“I am proud that I serve along with Jim Moran,” Becerra said. “We will miss you, but you have made us a better country.”
Last week, we asked the candidates for the Democratic nomination in the 8th District congressional race to write a sub-750 word essay describing why Arlington residents should vote for them in the June 10 primary.
Here is Lavern Chatman’s unedited response:
I’m running for Congress to get things done for all families in the 8th District. The challenges we face demand a new type of leadership and a fresh perspective in Washington. I was born and raised in a working class family in Northern Virginia — my mom was a 30-year postal employee and my dad an automobile mechanic — where my four siblings and I learned the importance of hard work and education.
As President and CEO of the Northern Virginia Urban League, my work focused on social justice, affordable housing, youth empowerment, financial literacy, and eliminating the education achievement gap. I built collations — collaborated with businesses, churches, community leaders, and elected officials — to positively impact underserved families throughout Northern Virginia. We provided scholarships and mentoring programs to youth, retrained seniors to re-enter the workforce, and reduced the infant mortality rate among teen mothers.
I co-founded the NOVA Coalition, a group of more than 30 churches, non-profits, fraternities and sororities, focused on increasing voter participation, voter restoration, and civic engagement. During the 2010 Census, we traveled to hard-to-count communities in Northern Virginia to enable all communities to increase their rightful share of federal and state funding.
My experience working in the trenches with Democrats, Republicans and Independents to find real solutions to real problems affecting our community is what I would take to Congress.
I will work to ensure women receive equal pay for equal work because closing the wage gap benefits women and working families, in addition to our economy. Women are earning 77 cents to the dollar compared to men. Minority women are earning less than that at 59 to 56 cents. In a dual-income household, if one spouse is getting paid less, that means fewer resources for the entire family.
I will support legislation to end discrimination, protect voting rights, increase access to capital for women and minority-owned businesses, and pass comprehensive immigration reform to create a pathway to citizenship for millions of New Americans.
I understand the challenges small businesses in the 8th District face to stay economically viable. My late husband built a company to 400 employees, incubating other companies to help them grow. In 1993, we sold the company and started the Chatman Fund at the Northern Virginia Community Foundation to support development programs for underserved children in the region.
When the government shutdown happened last year, Congressman Jim Moran called on me to bring together local businesses to identify solutions to maintain economic stability. Our group is working to strengthen federal legislation to ensure small businesses are not left out of the federal contracting process.
As your next U.S. Congresswoman, I will continue working to increase economic and educational opportunities for all.

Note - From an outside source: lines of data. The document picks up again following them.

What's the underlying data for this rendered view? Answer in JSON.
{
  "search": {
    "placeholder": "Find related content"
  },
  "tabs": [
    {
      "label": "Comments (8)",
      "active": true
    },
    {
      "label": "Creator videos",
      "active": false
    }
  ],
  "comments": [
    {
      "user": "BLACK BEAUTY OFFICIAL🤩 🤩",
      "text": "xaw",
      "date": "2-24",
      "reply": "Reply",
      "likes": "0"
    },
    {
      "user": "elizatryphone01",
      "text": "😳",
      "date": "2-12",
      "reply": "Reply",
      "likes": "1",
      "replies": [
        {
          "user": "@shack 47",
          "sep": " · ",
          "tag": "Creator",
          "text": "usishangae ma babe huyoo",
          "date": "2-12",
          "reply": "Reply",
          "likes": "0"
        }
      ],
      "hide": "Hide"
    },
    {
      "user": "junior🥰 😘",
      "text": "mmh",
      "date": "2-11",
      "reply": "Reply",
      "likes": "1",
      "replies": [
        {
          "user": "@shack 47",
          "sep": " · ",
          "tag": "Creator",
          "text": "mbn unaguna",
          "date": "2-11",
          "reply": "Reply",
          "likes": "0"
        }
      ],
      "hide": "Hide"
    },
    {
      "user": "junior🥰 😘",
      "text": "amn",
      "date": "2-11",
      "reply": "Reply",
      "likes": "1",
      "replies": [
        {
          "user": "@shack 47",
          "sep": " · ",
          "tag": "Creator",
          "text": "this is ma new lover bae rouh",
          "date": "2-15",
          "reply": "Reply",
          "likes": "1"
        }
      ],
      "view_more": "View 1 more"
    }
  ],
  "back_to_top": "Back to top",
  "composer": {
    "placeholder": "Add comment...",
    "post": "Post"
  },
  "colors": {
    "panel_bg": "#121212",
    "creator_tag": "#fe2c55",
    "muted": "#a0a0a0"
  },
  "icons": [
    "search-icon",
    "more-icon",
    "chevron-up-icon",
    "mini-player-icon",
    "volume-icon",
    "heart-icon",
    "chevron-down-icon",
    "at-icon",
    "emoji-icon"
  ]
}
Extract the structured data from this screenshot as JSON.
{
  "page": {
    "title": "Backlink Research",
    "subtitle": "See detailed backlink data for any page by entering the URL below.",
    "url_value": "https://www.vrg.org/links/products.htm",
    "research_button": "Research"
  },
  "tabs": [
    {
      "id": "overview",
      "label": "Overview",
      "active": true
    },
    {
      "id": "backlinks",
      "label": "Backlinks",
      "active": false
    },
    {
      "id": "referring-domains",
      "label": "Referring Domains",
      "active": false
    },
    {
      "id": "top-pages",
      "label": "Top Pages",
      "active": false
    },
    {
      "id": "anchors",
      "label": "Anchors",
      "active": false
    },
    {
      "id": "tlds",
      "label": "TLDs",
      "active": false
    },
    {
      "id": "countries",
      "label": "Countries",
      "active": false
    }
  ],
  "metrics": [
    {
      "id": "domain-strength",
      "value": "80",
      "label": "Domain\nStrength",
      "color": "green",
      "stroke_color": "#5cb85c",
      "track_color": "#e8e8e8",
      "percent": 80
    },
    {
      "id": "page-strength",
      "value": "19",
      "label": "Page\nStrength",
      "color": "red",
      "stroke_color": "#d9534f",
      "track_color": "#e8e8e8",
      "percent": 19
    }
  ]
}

I have a proven track record of putting our progressive values into action and I ask for your vote in the Democratic primary on June 10th!